This is a huge wake-up call.

MS CRISTINA ALBERTIN, the South Asia representative for the United Nations Office on Drugs and Crime, referring to the Bangladesh bust

Like other global businesses, drug cartels such as Mexico's Sinaloa see Asia as a growth market, and have turned up in Australia, Hong Kong and the Philippines.

The United Nations believes more cocaine is moving through South Asia undetected.

"This is a huge wake-up call," said Ms Cristina Albertin, the South Asia representative for the UN Office on Drugs and Crime (UNODC), referring to the Bangladesh bust.

Until now, much of the work of counter-narcotics agencies in the region has been focused on the smuggling of heroin and synthetic drugs - and especially on Afghanistan, which produces some 90 per cent of the world's illicit opiates.

The recent hauls of cocaine have taken the agencies by surprise.

In last month's bust, acting on a tip from British intelligence, Customs agents seized 107 plastic barrels of sunflower oil from a container in Chittagong, the country's busiest port. Officials say 60-100kg of cocaine had been mixed into the oil. The cocaine probably hails from Bolivia, which is listed as the source country for the oil and is a leading cocaine producer.

UNODC has been training port officials at Chittagong to improve how they follow paper trails so they can spot suspicious cargoes. But the drug-testing kits given to them were adapted to the region, so they did not have the test for cocaine. "Now, we will also have to give them that," Ms Albertin said.

Cocaine use, while still low compared with that in Europe and North America, is on the rise among newly wealthy party-goers in the top cities of Asia's fast-growing economies.

"Latin American drug-trafficking organisations, those who are well structured, are looking for new markets, particularly for cocaine and methamphetamine production," said UNODC representative Antonio Mazzitelli in Mexico. "Asia is that market nowadays."
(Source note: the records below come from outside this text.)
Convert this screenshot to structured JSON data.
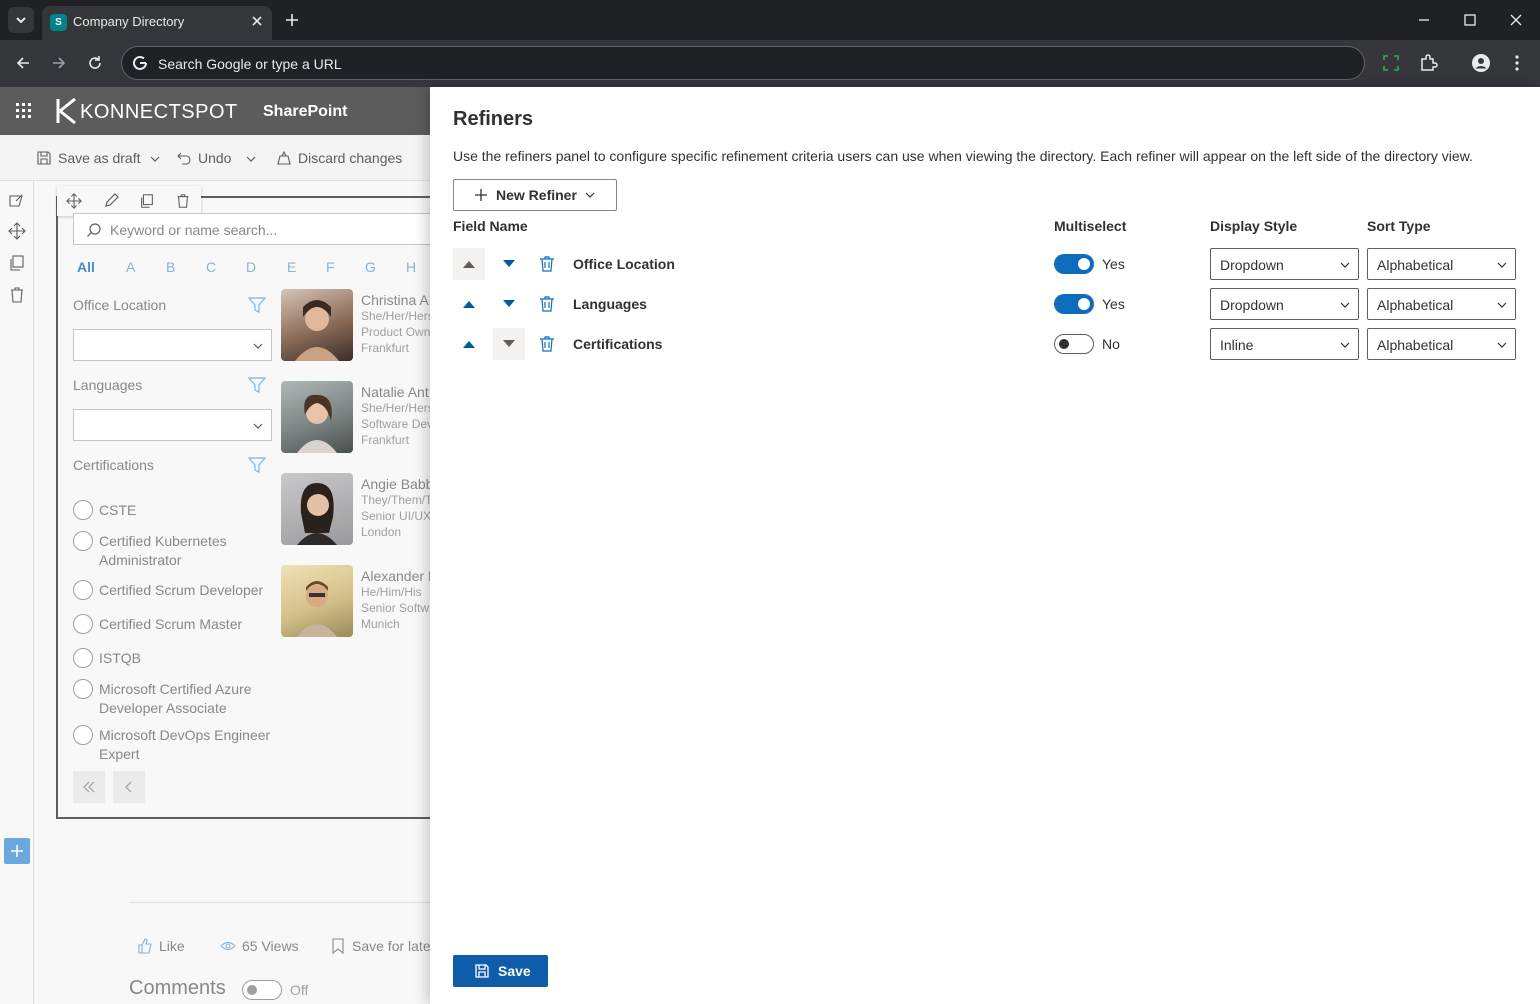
{
  "browser": {
    "tab_title": "Company Directory",
    "favicon_letter": "S",
    "omnibox_placeholder": "Search Google or type a URL"
  },
  "suite": {
    "brand": "KONNECTSPOT",
    "app": "SharePoint"
  },
  "commands": {
    "save_draft": "Save as draft",
    "undo": "Undo",
    "discard": "Discard changes"
  },
  "directory": {
    "search_placeholder": "Keyword or name search...",
    "alphabet": [
      "All",
      "A",
      "B",
      "C",
      "D",
      "E",
      "F",
      "G",
      "H"
    ],
    "refiners": {
      "office_location": "Office Location",
      "languages": "Languages",
      "certifications": "Certifications"
    },
    "certifications": [
      "CSTE",
      "Certified Kubernetes Administrator",
      "Certified Scrum Developer",
      "Certified Scrum Master",
      "ISTQB",
      "Microsoft Certified Azure Developer Associate",
      "Microsoft DevOps Engineer Expert"
    ],
    "people": [
      {
        "name": "Christina A",
        "pronouns": "She/Her/Hers",
        "title": "Product Own",
        "location": "Frankfurt"
      },
      {
        "name": "Natalie Ant",
        "pronouns": "She/Her/Hers",
        "title": "Software Dev",
        "location": "Frankfurt"
      },
      {
        "name": "Angie Babb",
        "pronouns": "They/Them/T",
        "title": "Senior UI/UX",
        "location": "London"
      },
      {
        "name": "Alexander I",
        "pronouns": "He/Him/His",
        "title": "Senior Softw",
        "location": "Munich"
      }
    ]
  },
  "footer": {
    "like": "Like",
    "views": "65 Views",
    "save_later": "Save for late",
    "comments": "Comments",
    "comments_state": "Off"
  },
  "panel": {
    "title": "Refiners",
    "description": "Use the refiners panel to configure specific refinement criteria users can use when viewing the directory. Each refiner will appear on the left side of the directory view.",
    "new_refiner": "New Refiner",
    "columns": {
      "field_name": "Field Name",
      "multiselect": "Multiselect",
      "display_style": "Display Style",
      "sort_type": "Sort Type"
    },
    "rows": [
      {
        "field": "Office Location",
        "multiselect": true,
        "multiselect_label": "Yes",
        "display_style": "Dropdown",
        "sort_type": "Alphabetical"
      },
      {
        "field": "Languages",
        "multiselect": true,
        "multiselect_label": "Yes",
        "display_style": "Dropdown",
        "sort_type": "Alphabetical"
      },
      {
        "field": "Certifications",
        "multiselect": false,
        "multiselect_label": "No",
        "display_style": "Inline",
        "sort_type": "Alphabetical"
      }
    ],
    "save": "Save"
  },
  "colors": {
    "accent": "#0f6cbd",
    "save_button": "#0f5ca8",
    "arrow": "#005a9e"
  },
  "icons": [
    "chevron-down-icon",
    "close-icon",
    "plus-icon",
    "back-arrow-icon",
    "forward-arrow-icon",
    "reload-icon",
    "google-icon",
    "screenshot-icon",
    "extensions-icon",
    "profile-icon",
    "menu-dots-icon",
    "waffle-icon",
    "save-icon",
    "undo-icon",
    "discard-icon",
    "move-icon",
    "edit-icon",
    "duplicate-icon",
    "delete-icon",
    "search-icon",
    "filter-icon",
    "first-page-icon",
    "prev-page-icon",
    "like-icon",
    "views-icon",
    "bookmark-icon",
    "arrow-up-icon",
    "arrow-down-icon",
    "trash-icon"
  ]
}
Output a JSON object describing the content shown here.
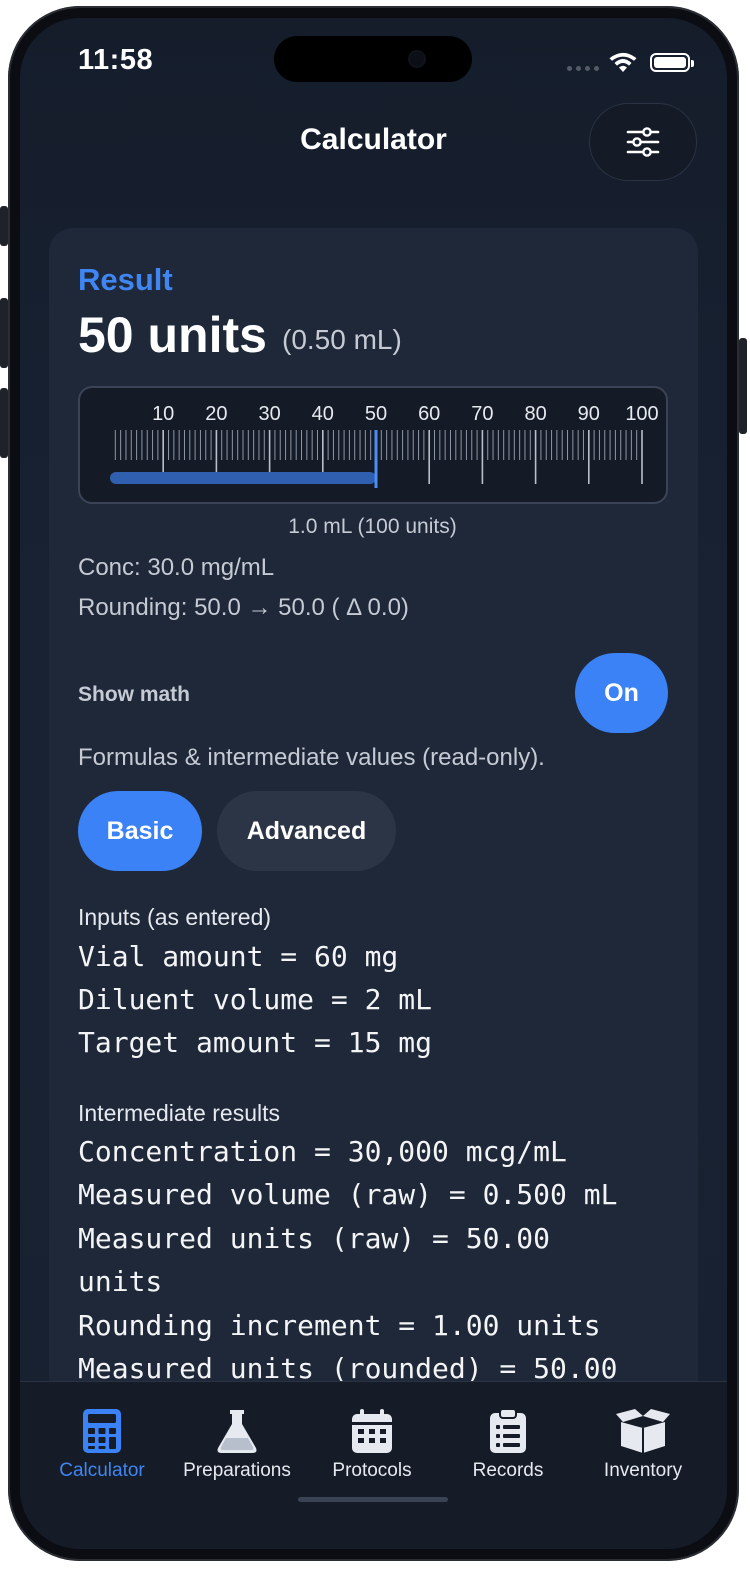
{
  "status": {
    "time": "11:58"
  },
  "header": {
    "title": "Calculator"
  },
  "result": {
    "label": "Result",
    "value": "50 units",
    "volume": "(0.50 mL)",
    "syringe": {
      "ticks": [
        "10",
        "20",
        "30",
        "40",
        "50",
        "60",
        "70",
        "80",
        "90",
        "100"
      ],
      "fill_units": 50,
      "max_units": 100,
      "caption": "1.0 mL (100 units)"
    },
    "concentration": "Conc: 30.0 mg/mL",
    "rounding": "Rounding: 50.0 → 50.0  ( Δ 0.0)"
  },
  "math": {
    "label": "Show math",
    "toggle": "On",
    "description": "Formulas & intermediate values (read-only).",
    "modes": {
      "basic": "Basic",
      "advanced": "Advanced"
    },
    "inputs_heading": "Inputs (as entered)",
    "inputs": [
      "Vial amount = 60 mg",
      "Diluent volume = 2 mL",
      "Target amount = 15 mg"
    ],
    "intermediate_heading": "Intermediate results",
    "intermediate": [
      "Concentration = 30,000 mcg/mL",
      "Measured volume (raw) = 0.500 mL",
      "Measured units (raw) = 50.00",
      "units",
      "Rounding increment = 1.00 units",
      "Measured units (rounded) = 50.00"
    ]
  },
  "tabs": [
    {
      "label": "Calculator"
    },
    {
      "label": "Preparations"
    },
    {
      "label": "Protocols"
    },
    {
      "label": "Records"
    },
    {
      "label": "Inventory"
    }
  ],
  "colors": {
    "accent": "#3b82f6",
    "background": "#182233",
    "card": "#1f2838"
  }
}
A version of this article appeared in the print edition of The Straits Times on July 13, 2015, with the headline 'Cocaine smugglers targeting South Asia'. Print Edition | Subscribe